-- INFORMATION PROVIDED follows --

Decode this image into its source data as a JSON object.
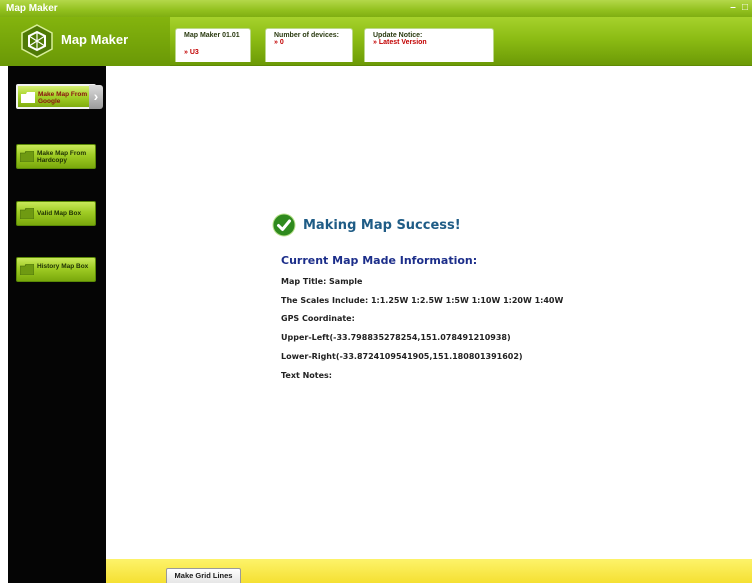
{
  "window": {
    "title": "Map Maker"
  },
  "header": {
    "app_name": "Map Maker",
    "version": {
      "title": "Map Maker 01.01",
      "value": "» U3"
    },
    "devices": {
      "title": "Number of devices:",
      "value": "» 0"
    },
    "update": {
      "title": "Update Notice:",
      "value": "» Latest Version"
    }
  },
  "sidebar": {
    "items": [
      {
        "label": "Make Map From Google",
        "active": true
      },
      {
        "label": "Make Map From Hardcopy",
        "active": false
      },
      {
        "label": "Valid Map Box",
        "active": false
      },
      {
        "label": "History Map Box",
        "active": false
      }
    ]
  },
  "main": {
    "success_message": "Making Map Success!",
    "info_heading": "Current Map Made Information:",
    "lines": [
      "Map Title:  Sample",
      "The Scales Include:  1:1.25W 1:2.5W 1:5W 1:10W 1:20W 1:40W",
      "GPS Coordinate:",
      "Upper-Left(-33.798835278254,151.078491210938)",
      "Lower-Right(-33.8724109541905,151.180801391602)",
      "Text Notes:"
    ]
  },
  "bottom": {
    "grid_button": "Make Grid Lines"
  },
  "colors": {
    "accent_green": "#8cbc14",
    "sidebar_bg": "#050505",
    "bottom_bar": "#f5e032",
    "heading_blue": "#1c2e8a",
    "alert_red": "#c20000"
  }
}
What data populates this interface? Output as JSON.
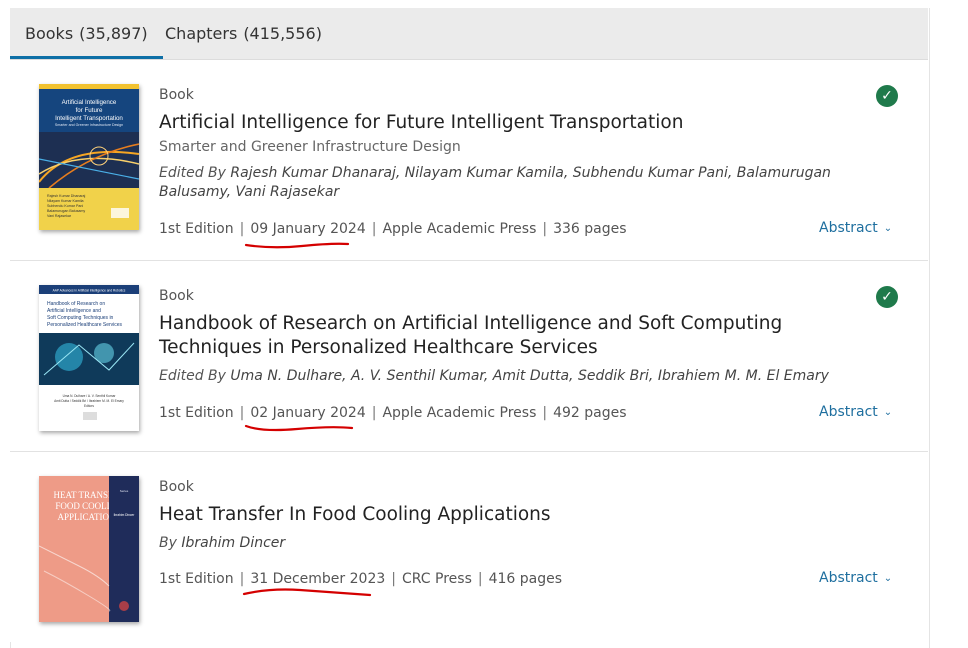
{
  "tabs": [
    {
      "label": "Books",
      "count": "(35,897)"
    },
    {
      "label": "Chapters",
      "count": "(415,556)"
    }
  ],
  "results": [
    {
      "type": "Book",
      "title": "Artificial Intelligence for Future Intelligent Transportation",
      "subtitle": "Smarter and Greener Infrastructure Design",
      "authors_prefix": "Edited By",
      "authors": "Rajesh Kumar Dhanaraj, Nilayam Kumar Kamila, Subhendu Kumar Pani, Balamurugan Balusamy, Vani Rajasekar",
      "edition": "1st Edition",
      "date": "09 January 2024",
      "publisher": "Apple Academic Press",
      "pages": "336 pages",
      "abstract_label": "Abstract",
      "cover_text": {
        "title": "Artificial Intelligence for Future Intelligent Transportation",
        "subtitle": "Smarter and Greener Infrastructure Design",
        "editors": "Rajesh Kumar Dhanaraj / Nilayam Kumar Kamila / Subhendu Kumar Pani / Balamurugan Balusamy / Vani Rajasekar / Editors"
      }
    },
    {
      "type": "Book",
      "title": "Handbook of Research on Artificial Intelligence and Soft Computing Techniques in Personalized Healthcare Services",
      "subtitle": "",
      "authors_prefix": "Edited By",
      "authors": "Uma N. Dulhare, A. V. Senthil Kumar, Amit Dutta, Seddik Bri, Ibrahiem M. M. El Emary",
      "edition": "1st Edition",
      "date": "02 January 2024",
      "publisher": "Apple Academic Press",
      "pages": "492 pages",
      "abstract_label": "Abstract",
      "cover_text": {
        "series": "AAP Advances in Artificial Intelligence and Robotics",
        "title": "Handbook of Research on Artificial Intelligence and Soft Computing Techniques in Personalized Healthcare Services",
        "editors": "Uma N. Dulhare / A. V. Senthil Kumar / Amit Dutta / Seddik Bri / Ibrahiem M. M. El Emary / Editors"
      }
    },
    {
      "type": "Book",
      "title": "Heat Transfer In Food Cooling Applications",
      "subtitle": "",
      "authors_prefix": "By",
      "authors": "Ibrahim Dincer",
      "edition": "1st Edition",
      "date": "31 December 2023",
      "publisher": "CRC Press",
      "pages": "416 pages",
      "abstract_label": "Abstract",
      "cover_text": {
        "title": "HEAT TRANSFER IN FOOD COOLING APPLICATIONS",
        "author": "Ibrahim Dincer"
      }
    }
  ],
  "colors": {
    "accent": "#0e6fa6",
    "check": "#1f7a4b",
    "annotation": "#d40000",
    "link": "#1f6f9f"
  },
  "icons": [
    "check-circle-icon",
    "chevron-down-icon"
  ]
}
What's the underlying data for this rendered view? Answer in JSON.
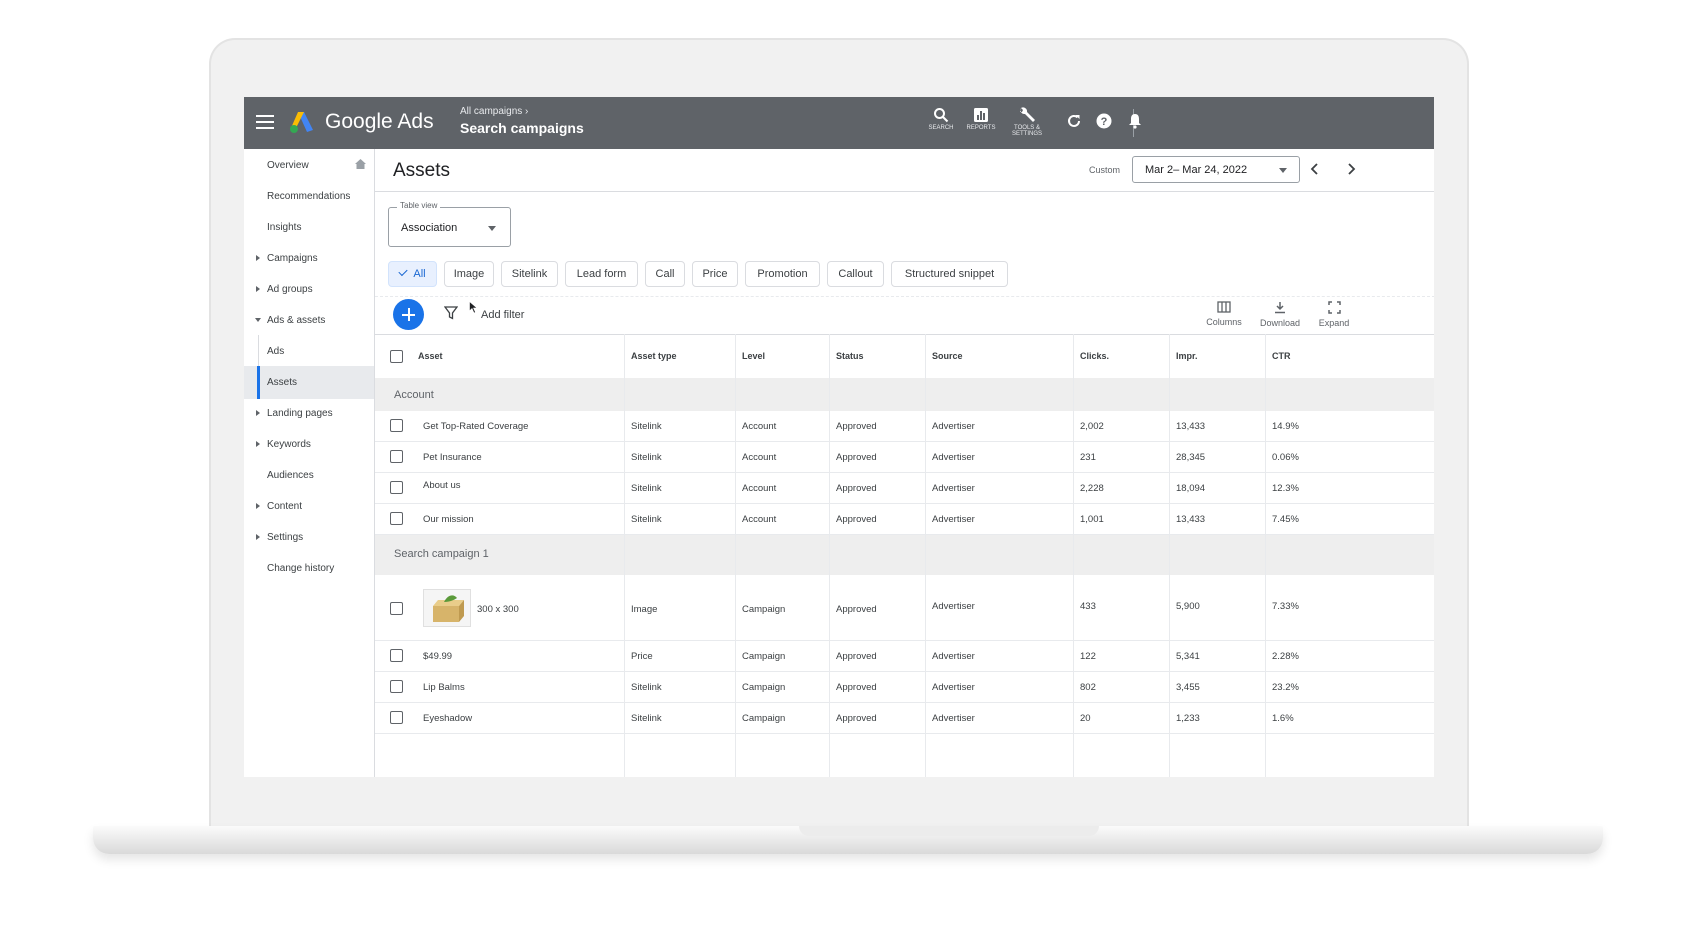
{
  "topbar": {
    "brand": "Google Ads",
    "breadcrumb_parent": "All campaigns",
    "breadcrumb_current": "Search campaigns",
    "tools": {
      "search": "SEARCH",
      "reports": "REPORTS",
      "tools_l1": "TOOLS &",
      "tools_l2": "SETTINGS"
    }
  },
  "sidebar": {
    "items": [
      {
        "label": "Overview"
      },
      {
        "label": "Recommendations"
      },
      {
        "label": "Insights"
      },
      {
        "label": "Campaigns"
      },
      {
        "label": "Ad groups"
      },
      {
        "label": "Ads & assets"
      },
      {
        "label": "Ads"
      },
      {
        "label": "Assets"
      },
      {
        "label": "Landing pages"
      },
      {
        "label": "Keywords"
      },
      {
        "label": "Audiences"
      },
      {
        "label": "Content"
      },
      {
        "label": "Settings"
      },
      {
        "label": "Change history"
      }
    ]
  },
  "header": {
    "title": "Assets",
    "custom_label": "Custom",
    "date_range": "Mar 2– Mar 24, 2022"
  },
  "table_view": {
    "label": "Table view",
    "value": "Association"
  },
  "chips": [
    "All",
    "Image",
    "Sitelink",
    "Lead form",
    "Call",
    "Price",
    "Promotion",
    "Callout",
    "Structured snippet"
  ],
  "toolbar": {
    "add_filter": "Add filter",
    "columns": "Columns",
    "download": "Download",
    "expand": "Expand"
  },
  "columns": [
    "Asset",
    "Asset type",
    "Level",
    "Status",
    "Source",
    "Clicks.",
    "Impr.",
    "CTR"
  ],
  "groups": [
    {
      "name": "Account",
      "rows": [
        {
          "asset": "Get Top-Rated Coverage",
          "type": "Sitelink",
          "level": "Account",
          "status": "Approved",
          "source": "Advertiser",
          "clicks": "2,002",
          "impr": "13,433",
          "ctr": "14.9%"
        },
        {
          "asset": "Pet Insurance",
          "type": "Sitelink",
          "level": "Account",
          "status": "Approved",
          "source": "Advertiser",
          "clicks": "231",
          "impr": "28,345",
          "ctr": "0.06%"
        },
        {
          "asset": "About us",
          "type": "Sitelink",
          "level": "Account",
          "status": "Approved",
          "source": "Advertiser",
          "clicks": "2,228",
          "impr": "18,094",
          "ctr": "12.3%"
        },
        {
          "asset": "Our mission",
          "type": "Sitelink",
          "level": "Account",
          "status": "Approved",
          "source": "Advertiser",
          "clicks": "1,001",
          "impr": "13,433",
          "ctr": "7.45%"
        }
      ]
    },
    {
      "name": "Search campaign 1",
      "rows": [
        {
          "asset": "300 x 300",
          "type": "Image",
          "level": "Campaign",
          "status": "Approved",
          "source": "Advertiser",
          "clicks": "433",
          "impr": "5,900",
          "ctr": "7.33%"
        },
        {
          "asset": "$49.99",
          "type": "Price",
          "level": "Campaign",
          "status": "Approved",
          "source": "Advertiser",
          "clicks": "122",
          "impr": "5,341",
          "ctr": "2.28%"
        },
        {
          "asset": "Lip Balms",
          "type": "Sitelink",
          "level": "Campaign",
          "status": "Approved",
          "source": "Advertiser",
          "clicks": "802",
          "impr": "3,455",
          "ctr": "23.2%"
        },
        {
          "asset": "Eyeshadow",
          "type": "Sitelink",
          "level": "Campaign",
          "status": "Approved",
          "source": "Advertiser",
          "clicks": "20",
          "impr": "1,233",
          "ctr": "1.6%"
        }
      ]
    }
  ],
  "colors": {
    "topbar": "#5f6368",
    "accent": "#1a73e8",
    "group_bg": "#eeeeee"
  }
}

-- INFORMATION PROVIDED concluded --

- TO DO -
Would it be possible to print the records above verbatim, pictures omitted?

- ANSWER SPACE -
Decode this image into its source data as a JSON object.
{
  "window": {
    "title": "Map Maker"
  },
  "header": {
    "app_name": "Map Maker",
    "version": {
      "title": "Map Maker 01.01",
      "value": "» U3"
    },
    "devices": {
      "title": "Number of devices:",
      "value": "» 0"
    },
    "update": {
      "title": "Update Notice:",
      "value": "» Latest Version"
    }
  },
  "sidebar": {
    "items": [
      {
        "label": "Make Map From Google",
        "active": true
      },
      {
        "label": "Make Map From Hardcopy",
        "active": false
      },
      {
        "label": "Valid Map Box",
        "active": false
      },
      {
        "label": "History Map Box",
        "active": false
      }
    ]
  },
  "main": {
    "success_message": "Making Map Success!",
    "info_heading": "Current Map Made Information:",
    "lines": [
      "Map Title:  Sample",
      "The Scales Include:  1:1.25W 1:2.5W 1:5W 1:10W 1:20W 1:40W",
      "GPS Coordinate:",
      "Upper-Left(-33.798835278254,151.078491210938)",
      "Lower-Right(-33.8724109541905,151.180801391602)",
      "Text Notes:"
    ]
  },
  "bottom": {
    "grid_button": "Make Grid Lines"
  },
  "colors": {
    "accent_green": "#8cbc14",
    "sidebar_bg": "#050505",
    "bottom_bar": "#f5e032",
    "heading_blue": "#1c2e8a",
    "alert_red": "#c20000"
  }
}
What data populates this interface? Output as JSON.
{
  "tabs": [
    {
      "label": "Books",
      "count": "(35,897)"
    },
    {
      "label": "Chapters",
      "count": "(415,556)"
    }
  ],
  "results": [
    {
      "type": "Book",
      "title": "Artificial Intelligence for Future Intelligent Transportation",
      "subtitle": "Smarter and Greener Infrastructure Design",
      "authors_prefix": "Edited By",
      "authors": "Rajesh Kumar Dhanaraj, Nilayam Kumar Kamila, Subhendu Kumar Pani, Balamurugan Balusamy, Vani Rajasekar",
      "edition": "1st Edition",
      "date": "09 January 2024",
      "publisher": "Apple Academic Press",
      "pages": "336 pages",
      "abstract_label": "Abstract",
      "cover_text": {
        "title": "Artificial Intelligence for Future Intelligent Transportation",
        "subtitle": "Smarter and Greener Infrastructure Design",
        "editors": "Rajesh Kumar Dhanaraj / Nilayam Kumar Kamila / Subhendu Kumar Pani / Balamurugan Balusamy / Vani Rajasekar / Editors"
      }
    },
    {
      "type": "Book",
      "title": "Handbook of Research on Artificial Intelligence and Soft Computing Techniques in Personalized Healthcare Services",
      "subtitle": "",
      "authors_prefix": "Edited By",
      "authors": "Uma N. Dulhare, A. V. Senthil Kumar, Amit Dutta, Seddik Bri, Ibrahiem M. M. El Emary",
      "edition": "1st Edition",
      "date": "02 January 2024",
      "publisher": "Apple Academic Press",
      "pages": "492 pages",
      "abstract_label": "Abstract",
      "cover_text": {
        "series": "AAP Advances in Artificial Intelligence and Robotics",
        "title": "Handbook of Research on Artificial Intelligence and Soft Computing Techniques in Personalized Healthcare Services",
        "editors": "Uma N. Dulhare / A. V. Senthil Kumar / Amit Dutta / Seddik Bri / Ibrahiem M. M. El Emary / Editors"
      }
    },
    {
      "type": "Book",
      "title": "Heat Transfer In Food Cooling Applications",
      "subtitle": "",
      "authors_prefix": "By",
      "authors": "Ibrahim Dincer",
      "edition": "1st Edition",
      "date": "31 December 2023",
      "publisher": "CRC Press",
      "pages": "416 pages",
      "abstract_label": "Abstract",
      "cover_text": {
        "title": "HEAT TRANSFER IN FOOD COOLING APPLICATIONS",
        "author": "Ibrahim Dincer"
      }
    }
  ],
  "colors": {
    "accent": "#0e6fa6",
    "check": "#1f7a4b",
    "annotation": "#d40000",
    "link": "#1f6f9f"
  },
  "icons": [
    "check-circle-icon",
    "chevron-down-icon"
  ]
}
What's the underlying data for this rendered view? Answer in JSON.
{
  "topbar": {
    "brand": "Google Ads",
    "breadcrumb_parent": "All campaigns",
    "breadcrumb_current": "Search campaigns",
    "tools": {
      "search": "SEARCH",
      "reports": "REPORTS",
      "tools_l1": "TOOLS &",
      "tools_l2": "SETTINGS"
    }
  },
  "sidebar": {
    "items": [
      {
        "label": "Overview"
      },
      {
        "label": "Recommendations"
      },
      {
        "label": "Insights"
      },
      {
        "label": "Campaigns"
      },
      {
        "label": "Ad groups"
      },
      {
        "label": "Ads & assets"
      },
      {
        "label": "Ads"
      },
      {
        "label": "Assets"
      },
      {
        "label": "Landing pages"
      },
      {
        "label": "Keywords"
      },
      {
        "label": "Audiences"
      },
      {
        "label": "Content"
      },
      {
        "label": "Settings"
      },
      {
        "label": "Change history"
      }
    ]
  },
  "header": {
    "title": "Assets",
    "custom_label": "Custom",
    "date_range": "Mar 2– Mar 24, 2022"
  },
  "table_view": {
    "label": "Table view",
    "value": "Association"
  },
  "chips": [
    "All",
    "Image",
    "Sitelink",
    "Lead form",
    "Call",
    "Price",
    "Promotion",
    "Callout",
    "Structured snippet"
  ],
  "toolbar": {
    "add_filter": "Add filter",
    "columns": "Columns",
    "download": "Download",
    "expand": "Expand"
  },
  "columns": [
    "Asset",
    "Asset type",
    "Level",
    "Status",
    "Source",
    "Clicks.",
    "Impr.",
    "CTR"
  ],
  "groups": [
    {
      "name": "Account",
      "rows": [
        {
          "asset": "Get Top-Rated Coverage",
          "type": "Sitelink",
          "level": "Account",
          "status": "Approved",
          "source": "Advertiser",
          "clicks": "2,002",
          "impr": "13,433",
          "ctr": "14.9%"
        },
        {
          "asset": "Pet Insurance",
          "type": "Sitelink",
          "level": "Account",
          "status": "Approved",
          "source": "Advertiser",
          "clicks": "231",
          "impr": "28,345",
          "ctr": "0.06%"
        },
        {
          "asset": "About us",
          "type": "Sitelink",
          "level": "Account",
          "status": "Approved",
          "source": "Advertiser",
          "clicks": "2,228",
          "impr": "18,094",
          "ctr": "12.3%"
        },
        {
          "asset": "Our mission",
          "type": "Sitelink",
          "level": "Account",
          "status": "Approved",
          "source": "Advertiser",
          "clicks": "1,001",
          "impr": "13,433",
          "ctr": "7.45%"
        }
      ]
    },
    {
      "name": "Search campaign 1",
      "rows": [
        {
          "asset": "300 x 300",
          "type": "Image",
          "level": "Campaign",
          "status": "Approved",
          "source": "Advertiser",
          "clicks": "433",
          "impr": "5,900",
          "ctr": "7.33%"
        },
        {
          "asset": "$49.99",
          "type": "Price",
          "level": "Campaign",
          "status": "Approved",
          "source": "Advertiser",
          "clicks": "122",
          "impr": "5,341",
          "ctr": "2.28%"
        },
        {
          "asset": "Lip Balms",
          "type": "Sitelink",
          "level": "Campaign",
          "status": "Approved",
          "source": "Advertiser",
          "clicks": "802",
          "impr": "3,455",
          "ctr": "23.2%"
        },
        {
          "asset": "Eyeshadow",
          "type": "Sitelink",
          "level": "Campaign",
          "status": "Approved",
          "source": "Advertiser",
          "clicks": "20",
          "impr": "1,233",
          "ctr": "1.6%"
        }
      ]
    }
  ],
  "colors": {
    "topbar": "#5f6368",
    "accent": "#1a73e8",
    "group_bg": "#eeeeee"
  }
}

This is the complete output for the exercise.